Here is a listing. Write it all out again exactly, but not its pictures.
== Given data
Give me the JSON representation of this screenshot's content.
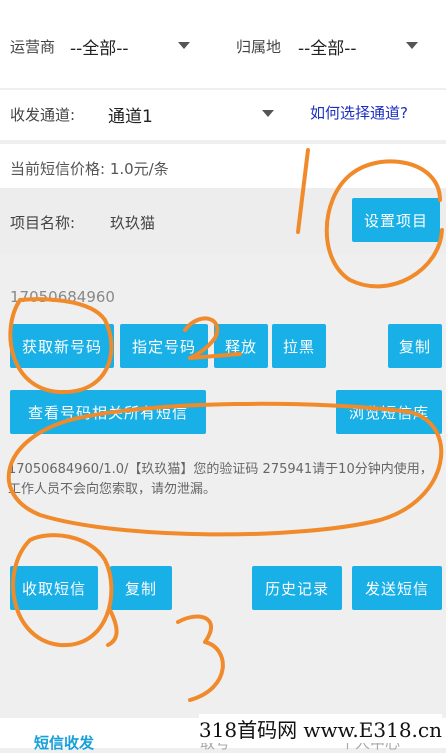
{
  "filters": {
    "operator_label": "运营商",
    "operator_value": "--全部--",
    "location_label": "归属地",
    "location_value": "--全部--"
  },
  "channel": {
    "label": "收发通道:",
    "value": "通道1",
    "help_link": "如何选择通道?"
  },
  "price_text": "当前短信价格: 1.0元/条",
  "project": {
    "label": "项目名称:",
    "name": "玖玖猫",
    "set_button": "设置项目"
  },
  "phone_number": "17050684960",
  "number_actions": {
    "get_new": "获取新号码",
    "assign": "指定号码",
    "release": "释放",
    "blacklist": "拉黑",
    "copy": "复制"
  },
  "sms_actions": {
    "view_all": "查看号码相关所有短信",
    "browse_lib": "浏览短信库"
  },
  "sms_content": "17050684960/1.0/【玖玖猫】您的验证码 275941请于10分钟内使用，工作人员不会向您索取，请勿泄漏。",
  "receive_actions": {
    "receive": "收取短信",
    "copy": "复制",
    "history": "历史记录",
    "send": "发送短信"
  },
  "bottom_tabs": {
    "sms": "短信收发",
    "other1": "取号",
    "other2": "个人中心"
  },
  "watermark": "318首码网 www.E318.cn",
  "annotations": [
    "1",
    "2",
    "3"
  ],
  "colors": {
    "button": "#18b0e6",
    "link": "#1c2fc0",
    "annotation": "#f08a2a"
  }
}
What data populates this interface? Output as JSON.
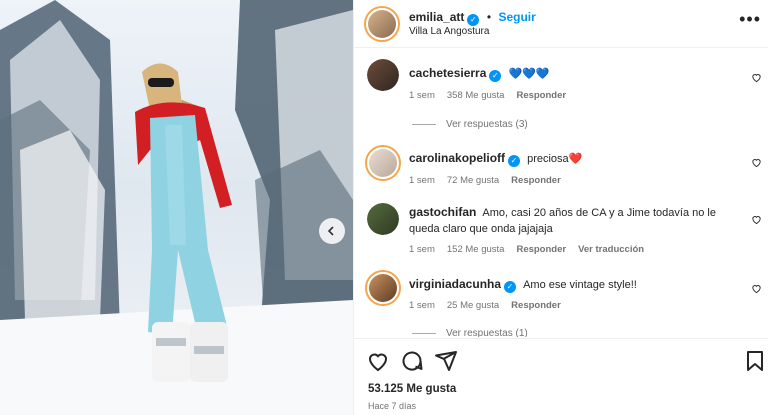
{
  "post": {
    "author": {
      "username": "emilia_att",
      "location": "Villa La Angostura"
    },
    "follow_label": "Seguir",
    "likes_text": "53.125 Me gusta",
    "time_text": "Hace 7 días"
  },
  "comments": [
    {
      "username": "cachetesierra",
      "text": "💙💙💙",
      "age": "1 sem",
      "likes": "358 Me gusta",
      "reply": "Responder",
      "view_replies": "Ver respuestas (3)"
    },
    {
      "username": "carolinakopelioff",
      "text": "preciosa❤️",
      "age": "1 sem",
      "likes": "72 Me gusta",
      "reply": "Responder"
    },
    {
      "username": "gastochifan",
      "text": "Amo, casi 20 años de CA y a Jime todavía no le queda claro que onda jajajaja",
      "age": "1 sem",
      "likes": "152 Me gusta",
      "reply": "Responder",
      "translation": "Ver traducción"
    },
    {
      "username": "virginiadacunha",
      "text": "Amo ese vintage style!!",
      "age": "1 sem",
      "likes": "25 Me gusta",
      "reply": "Responder",
      "view_replies": "Ver respuestas (1)"
    }
  ],
  "icons": [
    "more-options-icon",
    "heart-icon",
    "comment-icon",
    "share-icon",
    "bookmark-icon",
    "verified-icon",
    "carousel-arrow-icon"
  ],
  "colors": {
    "link": "#0095f6",
    "verified": "#0095f6",
    "secondary_text": "#737373",
    "story_ring": "#f4a64d"
  }
}
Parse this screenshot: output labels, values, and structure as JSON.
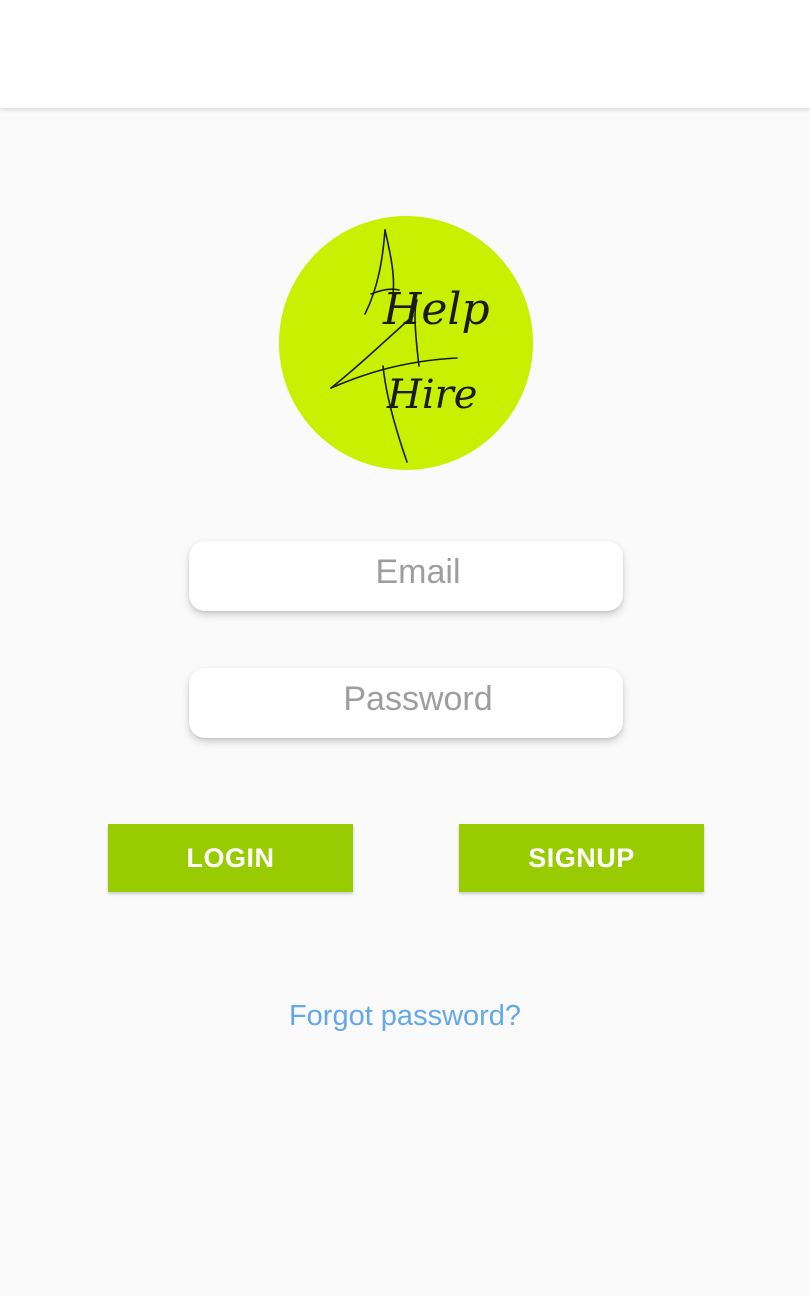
{
  "app_bar": {},
  "logo": {
    "name": "help-4-hire-logo",
    "background_color": "#c8f000",
    "word_top": "Help",
    "word_bottom": "Hire"
  },
  "form": {
    "email": {
      "placeholder": "Email",
      "value": ""
    },
    "password": {
      "placeholder": "Password",
      "value": ""
    }
  },
  "buttons": {
    "login_label": "LOGIN",
    "signup_label": "SIGNUP",
    "color": "#99cc00"
  },
  "links": {
    "forgot_password": "Forgot password?",
    "color": "#64a8ec"
  }
}
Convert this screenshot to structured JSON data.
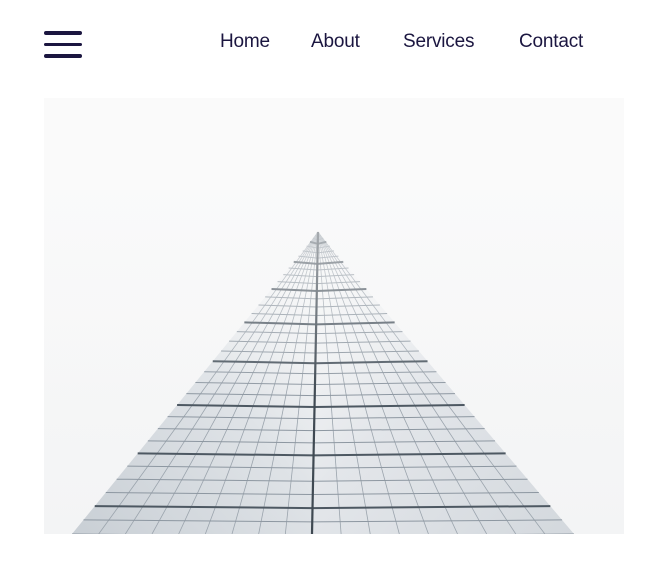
{
  "header": {
    "menu_icon": "hamburger-menu-icon",
    "nav": [
      {
        "label": "Home"
      },
      {
        "label": "About"
      },
      {
        "label": "Services"
      },
      {
        "label": "Contact"
      }
    ]
  },
  "hero": {
    "image": "glass-skyscraper-corner-photo"
  },
  "colors": {
    "text": "#1b1640",
    "background": "#ffffff",
    "sky": "#fafafa"
  }
}
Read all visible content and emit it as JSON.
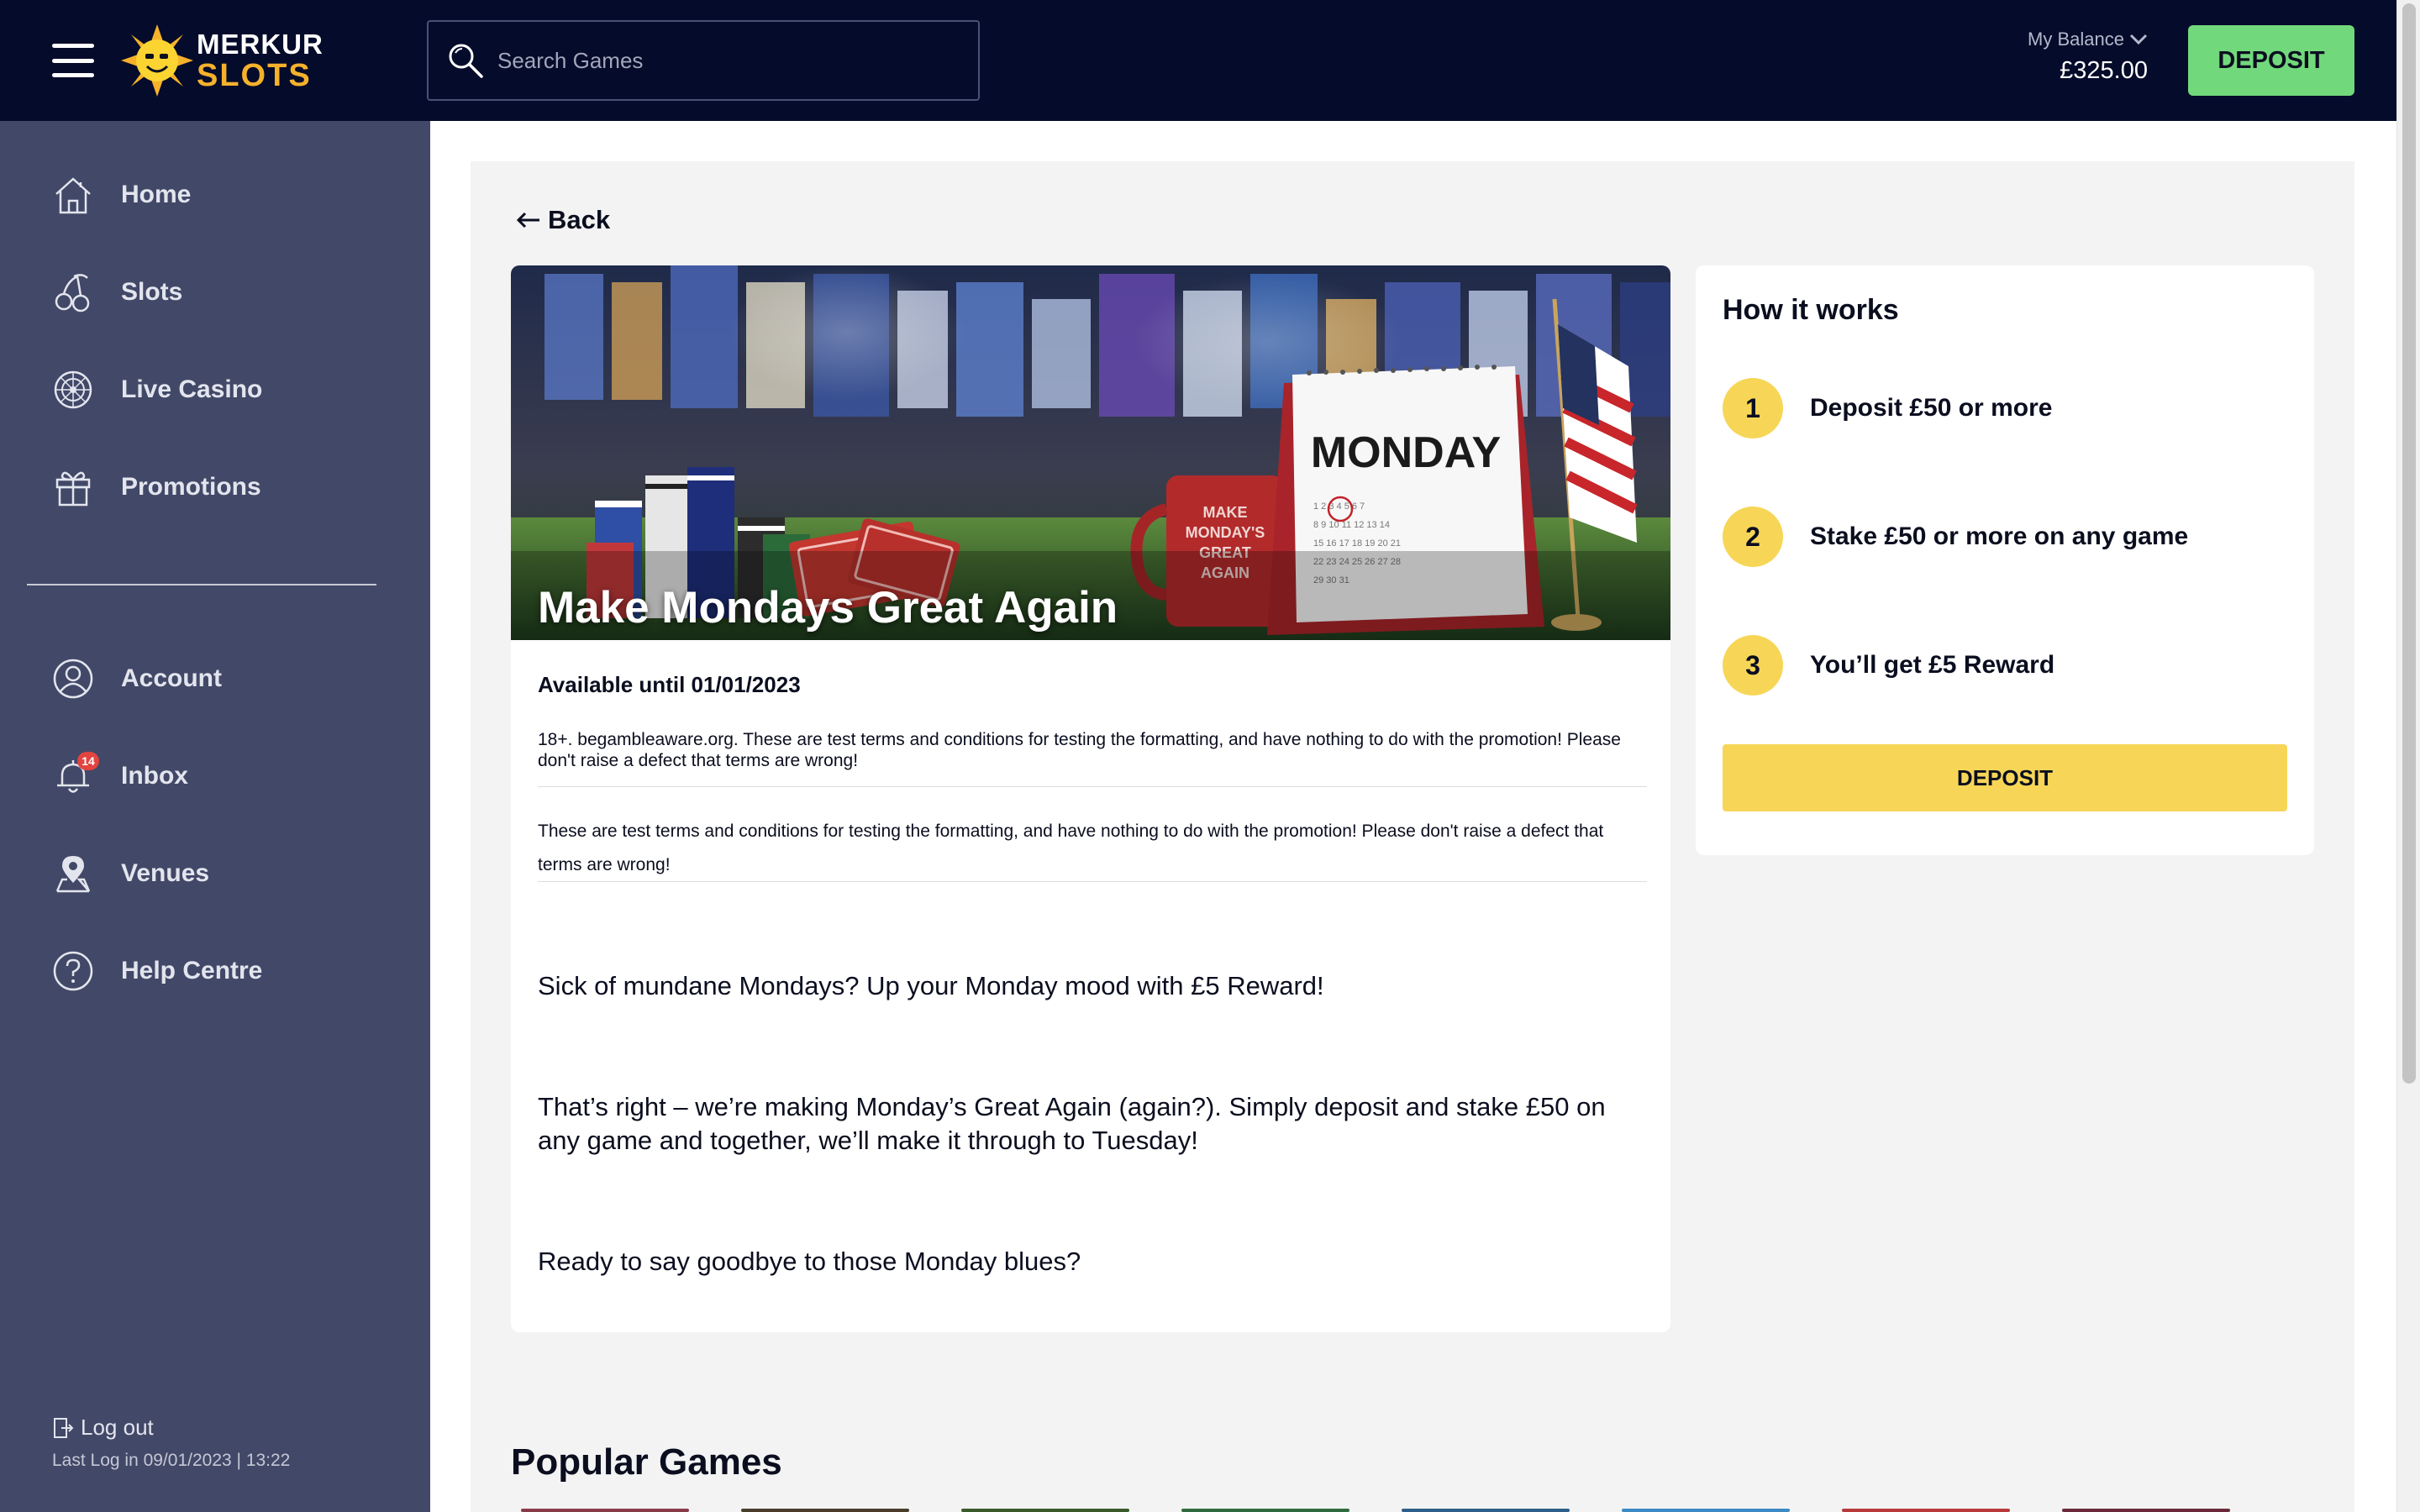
{
  "header": {
    "logo_line1": "MERKUR",
    "logo_line2": "SLOTS",
    "search_placeholder": "Search Games",
    "balance_label": "My Balance",
    "balance_amount": "£325.00",
    "deposit_label": "DEPOSIT"
  },
  "sidebar": {
    "items": [
      {
        "label": "Home",
        "icon": "home-icon"
      },
      {
        "label": "Slots",
        "icon": "cherries-icon"
      },
      {
        "label": "Live Casino",
        "icon": "roulette-icon"
      },
      {
        "label": "Promotions",
        "icon": "gift-icon"
      }
    ],
    "account_items": [
      {
        "label": "Account",
        "icon": "user-icon"
      },
      {
        "label": "Inbox",
        "icon": "bell-icon",
        "badge": "14"
      },
      {
        "label": "Venues",
        "icon": "map-pin-icon"
      },
      {
        "label": "Help Centre",
        "icon": "help-icon"
      }
    ],
    "logout_label": "Log out",
    "last_login": "Last Log in 09/01/2023 | 13:22"
  },
  "promo": {
    "back_label": "Back",
    "hero_title": "Make Mondays Great Again",
    "calendar_word": "MONDAY",
    "mug_text": "MAKE MONDAY'S GREAT AGAIN",
    "available": "Available until 01/01/2023",
    "terms1": "18+. begambleaware.org. These are test terms and conditions for testing the formatting, and have nothing to do with the promotion! Please don't raise a defect that terms are wrong!",
    "terms2": "These are test terms and conditions for testing the formatting, and have nothing to do with the promotion! Please don't raise a defect that terms are wrong!",
    "paragraphs": [
      "Sick of mundane Mondays? Up your Monday mood with £5 Reward!",
      "That’s right – we’re making Monday’s Great Again (again?). Simply deposit and stake £50 on any game and together, we’ll make it through to Tuesday!",
      "Ready to say goodbye to those Monday blues?"
    ]
  },
  "how_it_works": {
    "title": "How it works",
    "steps": [
      {
        "num": "1",
        "text": "Deposit £50 or more"
      },
      {
        "num": "2",
        "text": "Stake £50 or more on any game"
      },
      {
        "num": "3",
        "text": "You’ll get £5 Reward"
      }
    ],
    "deposit_label": "DEPOSIT"
  },
  "popular_title": "Popular Games",
  "colors": {
    "header_bg": "#050b2a",
    "sidebar_bg": "#424867",
    "deposit_green": "#72d87c",
    "accent_yellow": "#f7d657",
    "badge_red": "#e2443f"
  }
}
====
Exercise response:
Give me the JSON representation of this screenshot's content.
{
  "filters": {
    "operator_label": "运营商",
    "operator_value": "--全部--",
    "location_label": "归属地",
    "location_value": "--全部--"
  },
  "channel": {
    "label": "收发通道:",
    "value": "通道1",
    "help_link": "如何选择通道?"
  },
  "price_text": "当前短信价格: 1.0元/条",
  "project": {
    "label": "项目名称:",
    "name": "玖玖猫",
    "set_button": "设置项目"
  },
  "phone_number": "17050684960",
  "number_actions": {
    "get_new": "获取新号码",
    "assign": "指定号码",
    "release": "释放",
    "blacklist": "拉黑",
    "copy": "复制"
  },
  "sms_actions": {
    "view_all": "查看号码相关所有短信",
    "browse_lib": "浏览短信库"
  },
  "sms_content": "17050684960/1.0/【玖玖猫】您的验证码 275941请于10分钟内使用，工作人员不会向您索取，请勿泄漏。",
  "receive_actions": {
    "receive": "收取短信",
    "copy": "复制",
    "history": "历史记录",
    "send": "发送短信"
  },
  "bottom_tabs": {
    "sms": "短信收发",
    "other1": "取号",
    "other2": "个人中心"
  },
  "watermark": "318首码网 www.E318.cn",
  "annotations": [
    "1",
    "2",
    "3"
  ],
  "colors": {
    "button": "#18b0e6",
    "link": "#1c2fc0",
    "annotation": "#f08a2a"
  }
}
What data populates this interface? Output as JSON.
{
  "post": {
    "author": {
      "username": "emilia_att",
      "location": "Villa La Angostura"
    },
    "follow_label": "Seguir",
    "likes_text": "53.125 Me gusta",
    "time_text": "Hace 7 días"
  },
  "comments": [
    {
      "username": "cachetesierra",
      "text": "💙💙💙",
      "age": "1 sem",
      "likes": "358 Me gusta",
      "reply": "Responder",
      "view_replies": "Ver respuestas (3)"
    },
    {
      "username": "carolinakopelioff",
      "text": "preciosa❤️",
      "age": "1 sem",
      "likes": "72 Me gusta",
      "reply": "Responder"
    },
    {
      "username": "gastochifan",
      "text": "Amo, casi 20 años de CA y a Jime todavía no le queda claro que onda jajajaja",
      "age": "1 sem",
      "likes": "152 Me gusta",
      "reply": "Responder",
      "translation": "Ver traducción"
    },
    {
      "username": "virginiadacunha",
      "text": "Amo ese vintage style!!",
      "age": "1 sem",
      "likes": "25 Me gusta",
      "reply": "Responder",
      "view_replies": "Ver respuestas (1)"
    }
  ],
  "icons": [
    "more-options-icon",
    "heart-icon",
    "comment-icon",
    "share-icon",
    "bookmark-icon",
    "verified-icon",
    "carousel-arrow-icon"
  ],
  "colors": {
    "link": "#0095f6",
    "verified": "#0095f6",
    "secondary_text": "#737373",
    "story_ring": "#f4a64d"
  }
}
Parse this screenshot: output labels, values, and structure as JSON.
{
  "app_bar": {},
  "logo": {
    "name": "help-4-hire-logo",
    "background_color": "#c8f000",
    "word_top": "Help",
    "word_bottom": "Hire"
  },
  "form": {
    "email": {
      "placeholder": "Email",
      "value": ""
    },
    "password": {
      "placeholder": "Password",
      "value": ""
    }
  },
  "buttons": {
    "login_label": "LOGIN",
    "signup_label": "SIGNUP",
    "color": "#99cc00"
  },
  "links": {
    "forgot_password": "Forgot password?",
    "color": "#64a8ec"
  }
}
Convert this screenshot to structured JSON data.
{
  "header": {
    "menu_icon": "hamburger-menu-icon",
    "nav": [
      {
        "label": "Home"
      },
      {
        "label": "About"
      },
      {
        "label": "Services"
      },
      {
        "label": "Contact"
      }
    ]
  },
  "hero": {
    "image": "glass-skyscraper-corner-photo"
  },
  "colors": {
    "text": "#1b1640",
    "background": "#ffffff",
    "sky": "#fafafa"
  }
}
Read all visible content and emit it as JSON.
{
  "header": {
    "logo_line1": "MERKUR",
    "logo_line2": "SLOTS",
    "search_placeholder": "Search Games",
    "balance_label": "My Balance",
    "balance_amount": "£325.00",
    "deposit_label": "DEPOSIT"
  },
  "sidebar": {
    "items": [
      {
        "label": "Home",
        "icon": "home-icon"
      },
      {
        "label": "Slots",
        "icon": "cherries-icon"
      },
      {
        "label": "Live Casino",
        "icon": "roulette-icon"
      },
      {
        "label": "Promotions",
        "icon": "gift-icon"
      }
    ],
    "account_items": [
      {
        "label": "Account",
        "icon": "user-icon"
      },
      {
        "label": "Inbox",
        "icon": "bell-icon",
        "badge": "14"
      },
      {
        "label": "Venues",
        "icon": "map-pin-icon"
      },
      {
        "label": "Help Centre",
        "icon": "help-icon"
      }
    ],
    "logout_label": "Log out",
    "last_login": "Last Log in 09/01/2023 | 13:22"
  },
  "promo": {
    "back_label": "Back",
    "hero_title": "Make Mondays Great Again",
    "calendar_word": "MONDAY",
    "mug_text": "MAKE MONDAY'S GREAT AGAIN",
    "available": "Available until 01/01/2023",
    "terms1": "18+. begambleaware.org. These are test terms and conditions for testing the formatting, and have nothing to do with the promotion! Please don't raise a defect that terms are wrong!",
    "terms2": "These are test terms and conditions for testing the formatting, and have nothing to do with the promotion! Please don't raise a defect that terms are wrong!",
    "paragraphs": [
      "Sick of mundane Mondays? Up your Monday mood with £5 Reward!",
      "That’s right – we’re making Monday’s Great Again (again?). Simply deposit and stake £50 on any game and together, we’ll make it through to Tuesday!",
      "Ready to say goodbye to those Monday blues?"
    ]
  },
  "how_it_works": {
    "title": "How it works",
    "steps": [
      {
        "num": "1",
        "text": "Deposit £50 or more"
      },
      {
        "num": "2",
        "text": "Stake £50 or more on any game"
      },
      {
        "num": "3",
        "text": "You’ll get £5 Reward"
      }
    ],
    "deposit_label": "DEPOSIT"
  },
  "popular_title": "Popular Games",
  "colors": {
    "header_bg": "#050b2a",
    "sidebar_bg": "#424867",
    "deposit_green": "#72d87c",
    "accent_yellow": "#f7d657",
    "badge_red": "#e2443f"
  }
}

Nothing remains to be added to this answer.